(Work order) Review the material and extract every line in which the word "JSON" occurs.

+===+

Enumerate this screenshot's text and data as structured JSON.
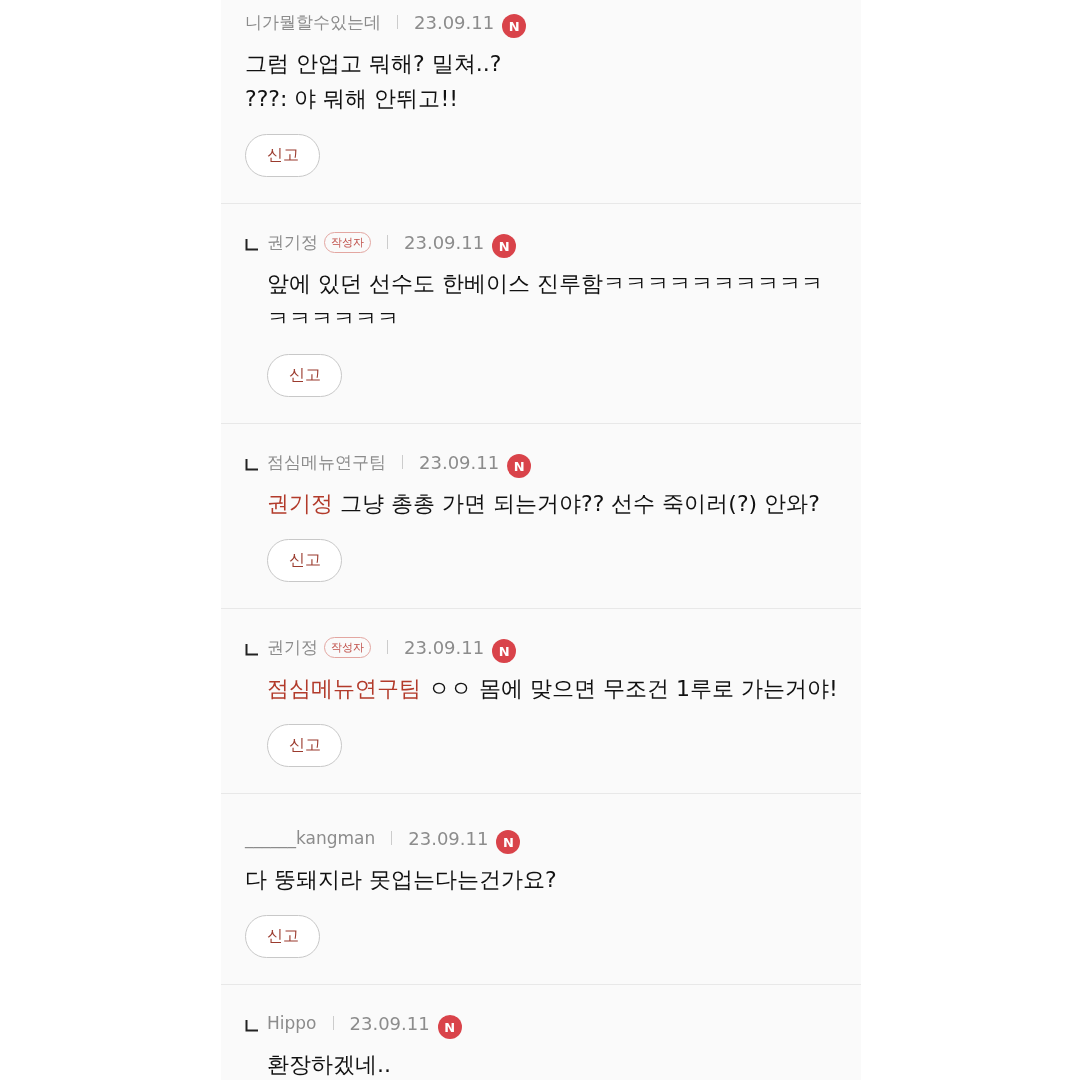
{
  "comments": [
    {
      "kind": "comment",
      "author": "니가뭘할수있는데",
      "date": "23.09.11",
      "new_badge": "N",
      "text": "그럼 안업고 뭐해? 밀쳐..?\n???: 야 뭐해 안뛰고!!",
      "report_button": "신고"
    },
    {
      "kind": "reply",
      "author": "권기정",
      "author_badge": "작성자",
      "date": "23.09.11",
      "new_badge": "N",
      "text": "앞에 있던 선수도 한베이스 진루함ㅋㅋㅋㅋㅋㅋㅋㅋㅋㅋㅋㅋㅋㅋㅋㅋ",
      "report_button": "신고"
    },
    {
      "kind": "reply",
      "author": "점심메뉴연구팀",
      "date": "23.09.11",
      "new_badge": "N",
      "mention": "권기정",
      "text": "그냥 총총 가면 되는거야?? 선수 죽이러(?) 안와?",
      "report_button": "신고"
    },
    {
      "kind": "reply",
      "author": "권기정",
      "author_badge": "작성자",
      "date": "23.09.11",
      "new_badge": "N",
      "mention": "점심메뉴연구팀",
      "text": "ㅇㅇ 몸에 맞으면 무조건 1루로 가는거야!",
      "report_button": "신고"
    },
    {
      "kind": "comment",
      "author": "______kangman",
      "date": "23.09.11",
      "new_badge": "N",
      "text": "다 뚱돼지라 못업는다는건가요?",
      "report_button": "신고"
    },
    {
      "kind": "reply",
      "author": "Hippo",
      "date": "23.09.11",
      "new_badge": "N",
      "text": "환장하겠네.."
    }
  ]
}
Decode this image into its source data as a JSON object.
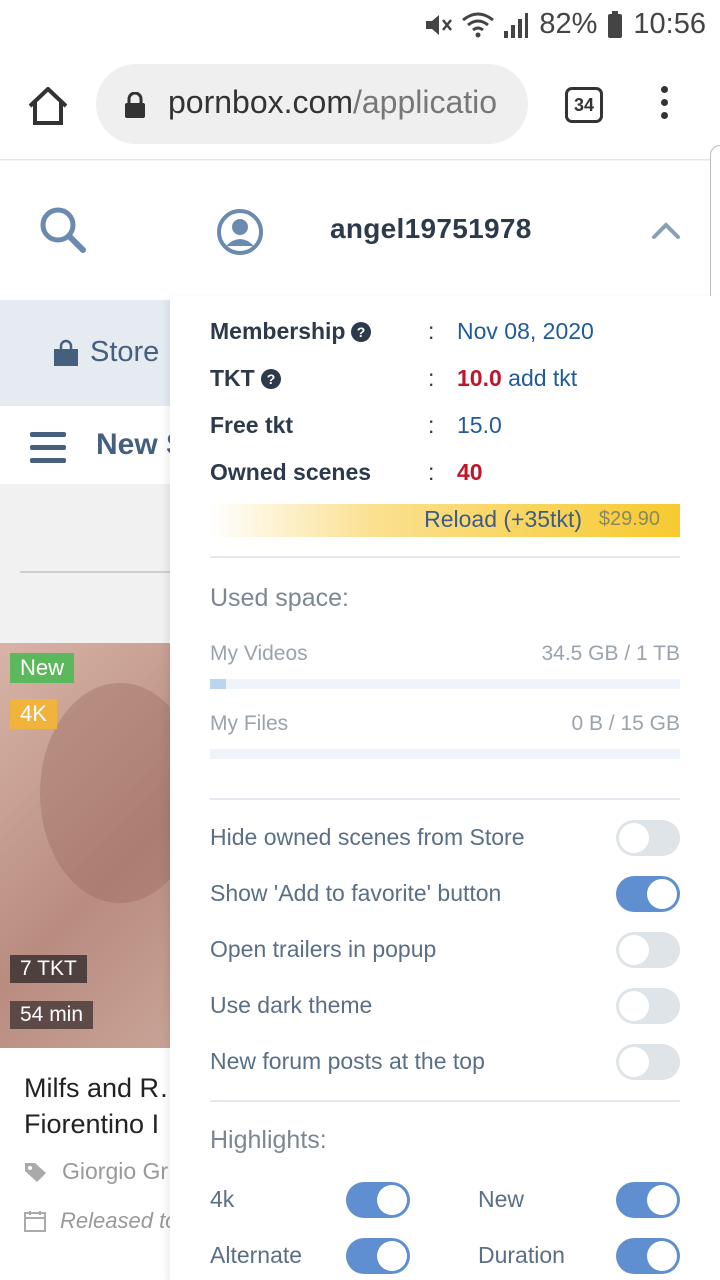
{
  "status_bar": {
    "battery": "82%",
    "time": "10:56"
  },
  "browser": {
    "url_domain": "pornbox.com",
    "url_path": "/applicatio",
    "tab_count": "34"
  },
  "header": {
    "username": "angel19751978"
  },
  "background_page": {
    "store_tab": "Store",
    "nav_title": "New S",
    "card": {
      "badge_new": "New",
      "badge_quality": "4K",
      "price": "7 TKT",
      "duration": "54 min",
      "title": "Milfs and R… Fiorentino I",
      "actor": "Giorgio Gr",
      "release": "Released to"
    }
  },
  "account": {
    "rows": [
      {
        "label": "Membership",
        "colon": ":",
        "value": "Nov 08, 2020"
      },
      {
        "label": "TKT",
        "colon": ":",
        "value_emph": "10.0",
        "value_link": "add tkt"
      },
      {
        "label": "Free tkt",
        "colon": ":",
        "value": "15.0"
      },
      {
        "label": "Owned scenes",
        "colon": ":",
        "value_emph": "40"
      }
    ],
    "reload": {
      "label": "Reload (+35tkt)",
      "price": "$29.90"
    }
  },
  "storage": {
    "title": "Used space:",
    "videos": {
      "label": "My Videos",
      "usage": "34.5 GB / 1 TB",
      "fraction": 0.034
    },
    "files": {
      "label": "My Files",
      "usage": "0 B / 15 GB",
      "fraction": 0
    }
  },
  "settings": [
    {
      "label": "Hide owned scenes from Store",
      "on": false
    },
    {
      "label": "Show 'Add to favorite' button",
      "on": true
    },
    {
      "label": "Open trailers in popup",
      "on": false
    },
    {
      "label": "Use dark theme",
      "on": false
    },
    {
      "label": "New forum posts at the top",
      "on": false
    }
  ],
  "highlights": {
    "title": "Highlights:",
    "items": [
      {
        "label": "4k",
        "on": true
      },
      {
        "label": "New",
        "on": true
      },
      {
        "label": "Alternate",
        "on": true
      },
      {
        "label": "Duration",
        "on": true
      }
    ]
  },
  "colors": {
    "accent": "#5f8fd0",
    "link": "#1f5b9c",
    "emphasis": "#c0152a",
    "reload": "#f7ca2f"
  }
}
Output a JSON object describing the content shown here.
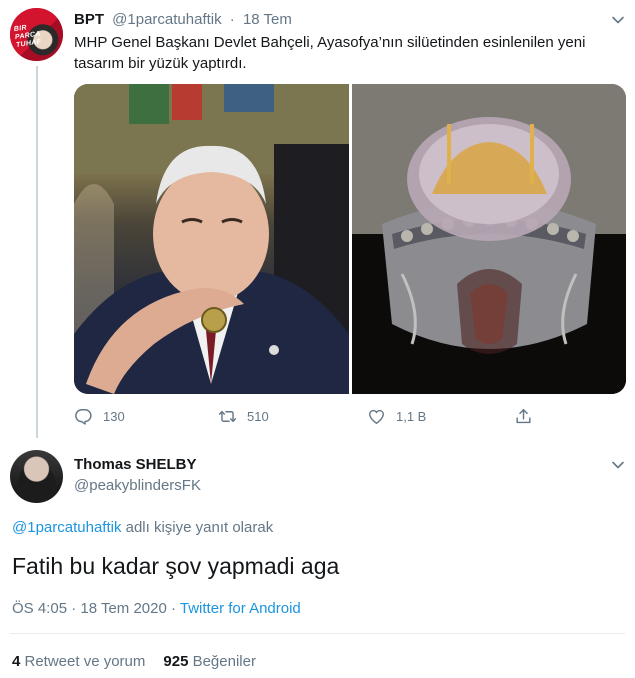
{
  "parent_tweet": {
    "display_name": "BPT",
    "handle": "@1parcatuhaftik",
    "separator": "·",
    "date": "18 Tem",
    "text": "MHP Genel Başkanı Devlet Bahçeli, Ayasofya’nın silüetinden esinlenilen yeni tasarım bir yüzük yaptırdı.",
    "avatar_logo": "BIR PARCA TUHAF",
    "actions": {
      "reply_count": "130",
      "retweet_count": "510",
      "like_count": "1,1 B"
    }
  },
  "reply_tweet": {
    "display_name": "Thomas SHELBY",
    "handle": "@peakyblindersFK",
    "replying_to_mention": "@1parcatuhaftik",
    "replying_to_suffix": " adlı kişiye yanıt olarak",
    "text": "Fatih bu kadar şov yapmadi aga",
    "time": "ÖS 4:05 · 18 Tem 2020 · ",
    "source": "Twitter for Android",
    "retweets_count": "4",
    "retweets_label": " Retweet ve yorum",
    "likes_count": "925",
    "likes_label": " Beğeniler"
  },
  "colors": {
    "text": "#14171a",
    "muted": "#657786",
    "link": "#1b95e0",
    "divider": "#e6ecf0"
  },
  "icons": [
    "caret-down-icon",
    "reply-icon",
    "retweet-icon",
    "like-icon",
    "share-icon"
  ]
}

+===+

(Solved problem)
Enumerate this screenshot's text and data as structured JSON.
Decode this image into its source data as a JSON object.
Output a JSON object describing the content shown here.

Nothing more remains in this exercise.